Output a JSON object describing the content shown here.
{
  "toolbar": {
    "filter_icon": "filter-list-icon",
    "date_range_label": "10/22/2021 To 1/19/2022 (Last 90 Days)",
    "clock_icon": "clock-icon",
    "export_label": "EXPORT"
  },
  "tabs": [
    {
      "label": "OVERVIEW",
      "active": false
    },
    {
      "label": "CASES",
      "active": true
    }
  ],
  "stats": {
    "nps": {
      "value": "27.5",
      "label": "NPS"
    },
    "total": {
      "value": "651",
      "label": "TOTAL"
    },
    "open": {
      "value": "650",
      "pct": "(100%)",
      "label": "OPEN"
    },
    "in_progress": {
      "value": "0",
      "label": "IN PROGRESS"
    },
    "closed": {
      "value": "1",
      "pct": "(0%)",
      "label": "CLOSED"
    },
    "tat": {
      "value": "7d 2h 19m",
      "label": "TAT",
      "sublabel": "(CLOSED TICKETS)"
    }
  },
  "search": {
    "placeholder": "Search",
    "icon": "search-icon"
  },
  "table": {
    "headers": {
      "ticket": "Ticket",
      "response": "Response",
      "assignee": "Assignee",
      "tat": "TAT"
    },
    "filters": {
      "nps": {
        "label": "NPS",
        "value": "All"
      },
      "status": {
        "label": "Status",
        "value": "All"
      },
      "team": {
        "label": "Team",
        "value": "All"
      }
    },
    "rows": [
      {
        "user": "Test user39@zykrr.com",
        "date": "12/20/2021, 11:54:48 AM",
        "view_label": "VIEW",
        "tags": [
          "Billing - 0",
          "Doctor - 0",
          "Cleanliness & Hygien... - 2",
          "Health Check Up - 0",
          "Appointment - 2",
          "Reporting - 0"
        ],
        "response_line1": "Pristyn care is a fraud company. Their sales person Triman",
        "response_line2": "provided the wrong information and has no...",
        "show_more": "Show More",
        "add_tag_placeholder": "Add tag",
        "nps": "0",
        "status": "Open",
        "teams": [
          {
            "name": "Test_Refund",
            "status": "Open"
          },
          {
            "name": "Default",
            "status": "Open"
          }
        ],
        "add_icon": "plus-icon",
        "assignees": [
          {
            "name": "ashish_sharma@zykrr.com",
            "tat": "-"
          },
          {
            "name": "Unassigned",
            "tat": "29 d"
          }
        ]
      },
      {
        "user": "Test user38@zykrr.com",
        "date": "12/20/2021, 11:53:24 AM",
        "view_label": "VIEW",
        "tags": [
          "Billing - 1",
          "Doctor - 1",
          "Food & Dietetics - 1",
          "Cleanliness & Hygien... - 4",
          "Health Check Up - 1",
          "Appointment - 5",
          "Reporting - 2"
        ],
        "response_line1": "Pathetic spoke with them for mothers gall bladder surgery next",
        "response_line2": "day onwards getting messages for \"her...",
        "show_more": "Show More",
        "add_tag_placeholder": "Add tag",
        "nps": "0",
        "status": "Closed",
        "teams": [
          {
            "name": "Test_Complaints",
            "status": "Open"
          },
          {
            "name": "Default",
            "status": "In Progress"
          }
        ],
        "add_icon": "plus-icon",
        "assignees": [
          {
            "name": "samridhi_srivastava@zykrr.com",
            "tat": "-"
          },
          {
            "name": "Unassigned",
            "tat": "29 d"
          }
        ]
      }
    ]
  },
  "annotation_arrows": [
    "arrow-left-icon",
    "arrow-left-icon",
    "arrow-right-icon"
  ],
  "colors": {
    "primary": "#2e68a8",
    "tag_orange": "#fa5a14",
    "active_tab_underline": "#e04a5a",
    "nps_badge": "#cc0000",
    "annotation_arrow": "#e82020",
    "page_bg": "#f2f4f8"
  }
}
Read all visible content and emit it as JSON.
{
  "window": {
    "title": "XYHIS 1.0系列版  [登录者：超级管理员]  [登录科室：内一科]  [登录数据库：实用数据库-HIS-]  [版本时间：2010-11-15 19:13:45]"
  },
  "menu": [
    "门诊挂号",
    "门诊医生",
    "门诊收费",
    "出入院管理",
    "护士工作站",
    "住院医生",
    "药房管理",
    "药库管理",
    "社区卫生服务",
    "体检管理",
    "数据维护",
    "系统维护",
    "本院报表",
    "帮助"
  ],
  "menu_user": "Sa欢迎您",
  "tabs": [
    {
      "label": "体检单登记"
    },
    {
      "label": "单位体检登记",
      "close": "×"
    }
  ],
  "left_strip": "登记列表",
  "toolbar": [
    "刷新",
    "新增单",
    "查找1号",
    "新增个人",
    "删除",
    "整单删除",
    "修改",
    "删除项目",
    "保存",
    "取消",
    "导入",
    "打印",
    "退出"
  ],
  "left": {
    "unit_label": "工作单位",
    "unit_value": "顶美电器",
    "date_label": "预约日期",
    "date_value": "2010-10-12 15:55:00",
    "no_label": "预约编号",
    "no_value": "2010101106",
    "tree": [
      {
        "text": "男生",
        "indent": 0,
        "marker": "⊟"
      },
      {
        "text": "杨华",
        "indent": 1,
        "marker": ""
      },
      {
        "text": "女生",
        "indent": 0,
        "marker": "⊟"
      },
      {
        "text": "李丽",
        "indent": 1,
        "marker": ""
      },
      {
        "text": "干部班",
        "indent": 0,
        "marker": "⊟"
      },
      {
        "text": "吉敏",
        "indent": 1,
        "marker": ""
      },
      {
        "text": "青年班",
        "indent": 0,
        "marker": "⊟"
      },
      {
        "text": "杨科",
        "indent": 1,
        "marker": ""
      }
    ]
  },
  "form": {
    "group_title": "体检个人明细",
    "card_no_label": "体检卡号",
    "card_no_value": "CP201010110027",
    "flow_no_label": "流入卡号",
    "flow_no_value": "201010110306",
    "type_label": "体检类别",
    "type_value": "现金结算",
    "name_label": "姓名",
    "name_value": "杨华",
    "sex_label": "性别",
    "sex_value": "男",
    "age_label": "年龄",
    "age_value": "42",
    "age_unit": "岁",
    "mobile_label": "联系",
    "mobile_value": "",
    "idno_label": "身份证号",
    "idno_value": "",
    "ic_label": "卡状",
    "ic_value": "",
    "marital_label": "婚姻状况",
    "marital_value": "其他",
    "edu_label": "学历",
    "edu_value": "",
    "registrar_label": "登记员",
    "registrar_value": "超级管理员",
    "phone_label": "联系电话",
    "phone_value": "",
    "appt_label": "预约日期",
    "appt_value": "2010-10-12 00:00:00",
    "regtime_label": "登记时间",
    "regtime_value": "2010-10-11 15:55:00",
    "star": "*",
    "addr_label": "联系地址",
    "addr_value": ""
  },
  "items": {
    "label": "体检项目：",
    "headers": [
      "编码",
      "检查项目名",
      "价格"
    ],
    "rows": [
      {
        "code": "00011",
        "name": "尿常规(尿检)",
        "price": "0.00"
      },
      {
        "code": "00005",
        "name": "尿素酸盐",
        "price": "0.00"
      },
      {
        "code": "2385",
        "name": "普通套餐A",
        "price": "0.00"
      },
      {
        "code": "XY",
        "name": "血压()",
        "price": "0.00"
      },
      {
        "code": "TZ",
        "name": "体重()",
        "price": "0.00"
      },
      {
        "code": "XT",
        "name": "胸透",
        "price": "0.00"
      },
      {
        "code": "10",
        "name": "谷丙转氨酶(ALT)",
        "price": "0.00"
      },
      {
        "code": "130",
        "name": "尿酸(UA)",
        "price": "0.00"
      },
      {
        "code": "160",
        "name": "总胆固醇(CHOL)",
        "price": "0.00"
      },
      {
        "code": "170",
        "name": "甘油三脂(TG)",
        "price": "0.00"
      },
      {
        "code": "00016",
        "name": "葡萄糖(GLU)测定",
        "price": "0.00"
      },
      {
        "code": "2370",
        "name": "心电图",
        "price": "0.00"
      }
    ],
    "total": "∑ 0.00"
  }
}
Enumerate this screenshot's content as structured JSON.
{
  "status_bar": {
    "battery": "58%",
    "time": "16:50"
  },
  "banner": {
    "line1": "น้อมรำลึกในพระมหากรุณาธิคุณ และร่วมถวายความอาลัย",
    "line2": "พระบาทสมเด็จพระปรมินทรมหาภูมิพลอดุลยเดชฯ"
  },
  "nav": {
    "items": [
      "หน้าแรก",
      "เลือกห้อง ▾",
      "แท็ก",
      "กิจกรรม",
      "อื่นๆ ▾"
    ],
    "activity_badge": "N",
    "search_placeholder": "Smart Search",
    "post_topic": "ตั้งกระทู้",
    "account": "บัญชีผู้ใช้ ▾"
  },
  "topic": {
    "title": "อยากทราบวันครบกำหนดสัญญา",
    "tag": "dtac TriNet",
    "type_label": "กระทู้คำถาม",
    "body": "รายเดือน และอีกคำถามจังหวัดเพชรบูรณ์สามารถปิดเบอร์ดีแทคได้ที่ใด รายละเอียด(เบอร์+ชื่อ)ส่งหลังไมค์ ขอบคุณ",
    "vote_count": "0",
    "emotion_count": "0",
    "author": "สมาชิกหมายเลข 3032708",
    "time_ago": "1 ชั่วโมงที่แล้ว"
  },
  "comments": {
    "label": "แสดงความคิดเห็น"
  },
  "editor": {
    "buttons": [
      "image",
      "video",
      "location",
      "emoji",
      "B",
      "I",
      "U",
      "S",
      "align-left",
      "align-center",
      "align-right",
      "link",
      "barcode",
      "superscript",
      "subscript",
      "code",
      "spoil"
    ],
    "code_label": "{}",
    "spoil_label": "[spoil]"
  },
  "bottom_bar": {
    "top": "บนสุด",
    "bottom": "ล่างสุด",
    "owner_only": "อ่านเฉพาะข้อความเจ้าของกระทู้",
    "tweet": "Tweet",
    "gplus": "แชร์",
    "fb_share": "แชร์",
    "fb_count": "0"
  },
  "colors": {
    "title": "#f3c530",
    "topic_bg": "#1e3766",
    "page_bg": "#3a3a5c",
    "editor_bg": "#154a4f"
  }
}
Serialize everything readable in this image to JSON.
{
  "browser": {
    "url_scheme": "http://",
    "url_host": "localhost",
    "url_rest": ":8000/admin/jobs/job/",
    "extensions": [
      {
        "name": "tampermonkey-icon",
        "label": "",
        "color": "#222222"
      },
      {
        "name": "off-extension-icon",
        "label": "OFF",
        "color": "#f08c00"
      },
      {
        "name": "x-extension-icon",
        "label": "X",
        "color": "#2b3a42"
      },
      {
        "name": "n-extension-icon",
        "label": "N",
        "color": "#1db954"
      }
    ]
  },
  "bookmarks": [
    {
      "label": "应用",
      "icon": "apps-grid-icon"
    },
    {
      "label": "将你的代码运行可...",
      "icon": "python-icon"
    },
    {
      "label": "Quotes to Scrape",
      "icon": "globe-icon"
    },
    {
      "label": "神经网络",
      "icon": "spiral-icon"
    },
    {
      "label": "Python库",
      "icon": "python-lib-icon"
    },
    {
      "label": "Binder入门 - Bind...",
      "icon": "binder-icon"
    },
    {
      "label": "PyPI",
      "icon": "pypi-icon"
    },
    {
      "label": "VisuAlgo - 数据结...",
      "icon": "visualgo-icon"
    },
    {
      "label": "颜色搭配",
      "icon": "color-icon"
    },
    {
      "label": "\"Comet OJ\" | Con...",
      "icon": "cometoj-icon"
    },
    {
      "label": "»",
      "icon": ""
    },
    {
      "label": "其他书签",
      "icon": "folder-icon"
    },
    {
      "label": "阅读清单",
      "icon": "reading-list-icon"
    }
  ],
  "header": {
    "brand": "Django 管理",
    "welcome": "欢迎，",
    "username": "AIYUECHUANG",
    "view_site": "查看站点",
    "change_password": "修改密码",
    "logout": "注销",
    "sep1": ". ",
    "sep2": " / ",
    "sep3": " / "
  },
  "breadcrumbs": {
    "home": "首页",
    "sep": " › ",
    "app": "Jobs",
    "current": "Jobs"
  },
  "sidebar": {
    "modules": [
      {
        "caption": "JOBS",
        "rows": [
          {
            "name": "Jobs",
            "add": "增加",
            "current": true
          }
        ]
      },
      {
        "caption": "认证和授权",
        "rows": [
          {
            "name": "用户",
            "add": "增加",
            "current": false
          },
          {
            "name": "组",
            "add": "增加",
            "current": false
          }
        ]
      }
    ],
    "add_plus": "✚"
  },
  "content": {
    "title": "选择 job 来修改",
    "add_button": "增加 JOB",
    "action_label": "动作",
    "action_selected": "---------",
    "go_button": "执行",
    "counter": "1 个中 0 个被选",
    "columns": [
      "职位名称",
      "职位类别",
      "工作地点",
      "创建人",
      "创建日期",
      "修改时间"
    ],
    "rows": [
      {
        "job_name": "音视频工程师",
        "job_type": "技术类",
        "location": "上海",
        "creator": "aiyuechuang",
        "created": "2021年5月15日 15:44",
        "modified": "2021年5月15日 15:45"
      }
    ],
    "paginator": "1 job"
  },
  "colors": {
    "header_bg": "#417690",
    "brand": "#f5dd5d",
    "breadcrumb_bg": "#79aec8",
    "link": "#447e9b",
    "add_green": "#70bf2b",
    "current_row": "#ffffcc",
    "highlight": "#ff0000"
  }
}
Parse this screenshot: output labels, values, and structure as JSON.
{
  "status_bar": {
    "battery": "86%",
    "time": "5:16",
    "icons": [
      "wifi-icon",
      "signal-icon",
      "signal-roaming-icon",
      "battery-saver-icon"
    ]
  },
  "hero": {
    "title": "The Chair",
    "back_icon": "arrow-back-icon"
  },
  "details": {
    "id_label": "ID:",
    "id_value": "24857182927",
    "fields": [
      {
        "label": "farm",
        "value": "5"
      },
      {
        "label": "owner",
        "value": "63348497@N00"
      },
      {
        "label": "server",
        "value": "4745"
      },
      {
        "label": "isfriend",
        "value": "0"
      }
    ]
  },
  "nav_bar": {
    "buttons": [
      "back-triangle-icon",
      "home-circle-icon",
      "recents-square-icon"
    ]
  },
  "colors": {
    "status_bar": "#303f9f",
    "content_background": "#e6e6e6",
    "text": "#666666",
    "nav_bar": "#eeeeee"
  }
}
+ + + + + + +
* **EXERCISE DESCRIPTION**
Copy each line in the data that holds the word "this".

* **TASK SOLUTION**
Enumerate this screenshot's content as structured JSON.
Serialize everything readable in this image to JSON.
Parse this screenshot: output labels, values, and structure as JSON.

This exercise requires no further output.